Future gains in the share price will likely be more gradual than what we’ve seen recently, but a continued shift to a permanent remote working environment could help push Zoom shares well above their all-time highs.

Downside Risk Going Forward

So far, today’s growth-oriented stock market doesn’t seem too worried about the rich valuation of ZM, but with the stock trading at a high forward P/E ratio of 148.2x, any sort of hiccup may be enough to fuel a near-term move lower.

Why? This frothy valuation is predicated on its expected outsized growth. If the company fails to deliver, a severe sell-off could be on tap, probably not to pre-pandemic price levels, but those buying today could experience heavy losses.

On top of this, the competition in Zoom’s main market is heating up. Rivals like Microsoft, with its Teams communications platform, could give it a run for its money.

Does this mean it’s high time to sell Zoom ahead of these looming risks? Not exactly. Sure, they may put some near-term downward pressure on the stock, but for those with a longer time horizon, there’s still merit to buying shares at today’s prices.

What Analysts are Saying about ZM Stock

According to TipRanks, Zoom Video has a Moderate Buy consensus rating. With 10 Buy ratings, 11 Hold ratings, and just 1 Sell rating, Wall Street’s sell-side community is largely bullish or on the fence about this stock.

What about price targets? ZM stock has an average analyst price target of $481 per share, implying 11.1% upside potential from today’s prices. (See Zoom Video stock analysis on TipRanks)

Zoom stock analyst forecasts
Zoom stock analyst forecasts

Bottom Line

As COVID-19 continues to affect the world, hopes of a rapid recovery have been dashed. This points to continued strength for Zoom Video, and in turn, its stock price.

Yet, keep in mind that shares could still see some downward pressure in the coming months, whether it’s due to a reversal in remote working trends, or from rival tech giants muscling in on its turf.

Bottom line: ZM is still a worthwhile long-term buy at today’s prices, but waiting for a correction to back up the truck might be more prudent.
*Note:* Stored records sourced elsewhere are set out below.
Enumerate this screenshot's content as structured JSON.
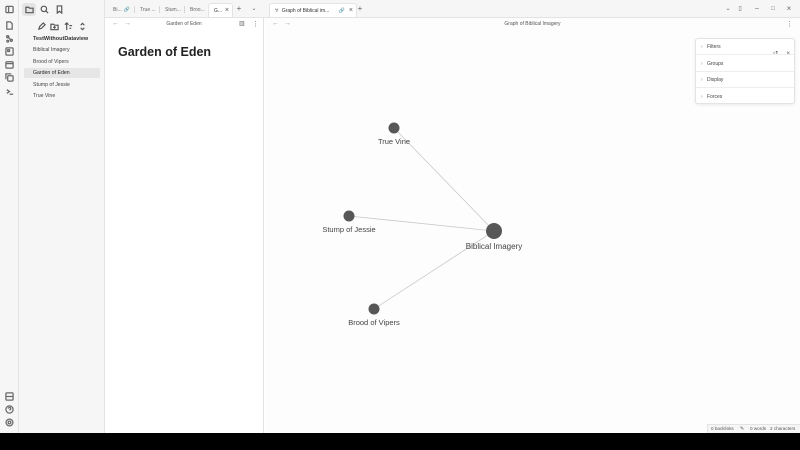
{
  "ribbon": {
    "top_icons": [
      "files-icon",
      "graph-icon",
      "canvas-icon",
      "calendar-icon",
      "copy-icon",
      "terminal-icon"
    ],
    "bottom_icons": [
      "vault-icon",
      "help-icon",
      "settings-icon"
    ]
  },
  "explorer": {
    "vault_name": "TestWithoutDataview",
    "files": [
      "Biblical Imagery",
      "Brood of Vipers",
      "Garden of Eden",
      "Stump of Jessie",
      "True Vine"
    ],
    "active_file": "Garden of Eden"
  },
  "left_tabs": [
    {
      "label": "Bi..."
    },
    {
      "label": "True ..."
    },
    {
      "label": "Stum..."
    },
    {
      "label": "Broo..."
    },
    {
      "label": "G..."
    }
  ],
  "right_tabs": [
    {
      "label": "Graph of Biblical im..."
    }
  ],
  "note": {
    "header_title": "Garden of Eden",
    "title": "Garden of Eden"
  },
  "graph": {
    "header_title": "Graph of Biblical Imagery",
    "nodes": [
      {
        "id": "true-vine",
        "label": "True Vine"
      },
      {
        "id": "stump-of-jessie",
        "label": "Stump of Jessie"
      },
      {
        "id": "biblical-imagery",
        "label": "Biblical Imagery"
      },
      {
        "id": "brood-of-vipers",
        "label": "Brood of Vipers"
      }
    ],
    "edges": [
      [
        "biblical-imagery",
        "true-vine"
      ],
      [
        "biblical-imagery",
        "stump-of-jessie"
      ],
      [
        "biblical-imagery",
        "brood-of-vipers"
      ]
    ],
    "node_color": "#575757",
    "edge_color": "#c9c9c9"
  },
  "graph_controls": {
    "sections": [
      "Filters",
      "Groups",
      "Display",
      "Forces"
    ]
  },
  "status": {
    "backlinks": "0 backlinks",
    "words": "0 words",
    "characters": "2 characters"
  }
}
Disclosure: Thomas Niel held no position in any of the stocks mentioned in this article at the time of publication.

Disclaimer: The information contained herein is for informational purposes only. Nothing in this article should be taken as a solicitation to purchase or sell securities.